Actually, I got a lot of emails. A friendly missive from Tim Kovacik explained that I “stink’’ because I included “so many Cubs negative lines and barely any Sox insults.’’
Thanks for noticing, Tim. And thanks for taking inventory. Let me show my appreciation by way of a web poll: Is it more surprising that a Cubs fan can read or that a Cubs fan can count?
But moving right along, the email I wanted to talk about came from Nate Dusek, who loves the designated hitter and loves interleague play:
“I’m a White Sox fan in Los Angeles, I moved here nine years ago for my job. Now I get to see the White Sox visit the Angels and A’s, but with interleague play, I can also see them play the Dodgers, Padres and Giants, which equals me buying more tickets which equals more revenue for them.’’
Forget for a moment the lunacy of making a revenue argument when the Sox are the worst road draw in the majors this season.
Instead, focus on the point that he loves the DH and interleague play that brings his Sox to California more often. Talk about lunacy: If you love the DH and you’ve seen the Sox play the Dodgers, Giants and Padres on the West Coast, then you should’ve seen the problem already and you should hate it. If you’ve seen the Sox play the Cubs in Wrigley, same deal.

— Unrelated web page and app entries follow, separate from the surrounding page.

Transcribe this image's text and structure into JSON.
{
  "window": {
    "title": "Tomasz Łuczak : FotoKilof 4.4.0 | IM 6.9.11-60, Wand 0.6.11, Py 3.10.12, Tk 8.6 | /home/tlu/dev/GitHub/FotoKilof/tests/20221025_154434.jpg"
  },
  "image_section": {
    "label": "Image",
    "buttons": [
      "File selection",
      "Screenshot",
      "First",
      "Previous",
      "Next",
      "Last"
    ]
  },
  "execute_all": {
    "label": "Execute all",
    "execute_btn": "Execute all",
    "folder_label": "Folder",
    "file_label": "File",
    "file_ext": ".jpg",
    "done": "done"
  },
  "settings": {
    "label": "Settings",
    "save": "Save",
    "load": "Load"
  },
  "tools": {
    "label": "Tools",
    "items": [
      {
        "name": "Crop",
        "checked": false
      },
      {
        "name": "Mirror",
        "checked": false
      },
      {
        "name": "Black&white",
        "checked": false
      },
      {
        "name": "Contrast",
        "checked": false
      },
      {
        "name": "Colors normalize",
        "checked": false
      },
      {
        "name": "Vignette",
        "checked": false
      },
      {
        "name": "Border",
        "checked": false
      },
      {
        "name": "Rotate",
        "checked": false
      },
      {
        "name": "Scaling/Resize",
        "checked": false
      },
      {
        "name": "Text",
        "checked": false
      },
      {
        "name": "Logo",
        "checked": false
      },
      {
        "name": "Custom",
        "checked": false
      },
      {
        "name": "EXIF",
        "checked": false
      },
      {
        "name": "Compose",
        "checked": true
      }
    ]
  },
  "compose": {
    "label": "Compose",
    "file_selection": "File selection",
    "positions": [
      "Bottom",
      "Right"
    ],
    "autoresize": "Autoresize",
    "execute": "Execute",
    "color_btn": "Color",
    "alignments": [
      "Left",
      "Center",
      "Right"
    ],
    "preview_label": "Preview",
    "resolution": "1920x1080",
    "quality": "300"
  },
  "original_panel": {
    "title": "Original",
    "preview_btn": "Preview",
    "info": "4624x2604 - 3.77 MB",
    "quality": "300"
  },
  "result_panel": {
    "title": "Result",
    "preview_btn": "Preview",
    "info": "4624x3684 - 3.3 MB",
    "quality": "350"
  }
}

No DH. No fair. This is not a new brand of hatred, but the hatred for people making stupid decisions has not waned.
Sox fans should be exasperated with baseball’s idiocy that demands interleague play between leagues that have significantly different rules. An important part of the Sox’s lineup will take a seat this weekend. Adios, Dayan Viciedo.
Just as Viciedo got hot -- 7-for-12, two homers, six RBIs in his last three games -- the Sox left fielder will be out of the lineup against the Cubs. Robin Ventura said Paul Konerko would play first base, and because Ventura wanted Dunn’s hot bat in the lineup, the Sox manager planned to moved Dunn to left, forcing Viciedo to the bench because NL rules call for the pitcher to bat.
As if the Sox aren’t bad enough with runners in scoring position. As if the Sox aren’t worse with two out and runners in scoring position.
I’m not against the DH. I’m not in favor of it, either. I just can’t take the continued weapons-grade stupidity of baseball on the issue. What’s worse, unless the NL adopts the DH or the AL eliminates it -- slim, meet none -- this kind of continuing weapons-grade stupidity will occur every day next year, right down to the last week and last game of the season.
Let’s examine a scenario: Let’s say the Sox get the “Nate Dusek Special’’ and are scheduled to finish next season with a six-game, two-city road trip to Los Angeles and San Francisco. NL cities, NL rules. Let’s also say the Sox are in a race fro the second wild-card spot with the Yankees, who finish with six games at home against Pittsburgh and the Cubs. AL city, AL rules. The Sox will have to sit down Viciedo or maybe Dunn or Alex Rios, while the Cubs insert Reed Johnson as DH against C.C. Sabathia.
Looks like an L for the Sox. Looks like an LOL for baseball’s 162-game schedule.
Sox fans, make sure you tell Chairman Reinsdorf to thank his pal, Bud Selig. It’s one thing to force the cockamamie idea that a meaningless exhibition in July determines home-field advantage for baseball’s crown jewel in October, but there always has been a sense of forced justice about the regular-season schedule. Six months and 162 games previously determined the best teams as fairly as possible.
But Selig’s blackmailing the Astros into the American League will corrupt that worse than AL teams playing interleague games in NL parks. Congratulations on finding a way to minimize one of baseball’s strengths.
One sport, two leagues, two different games, one moron in charge. Play ball, such as it is ridiculously stipulated.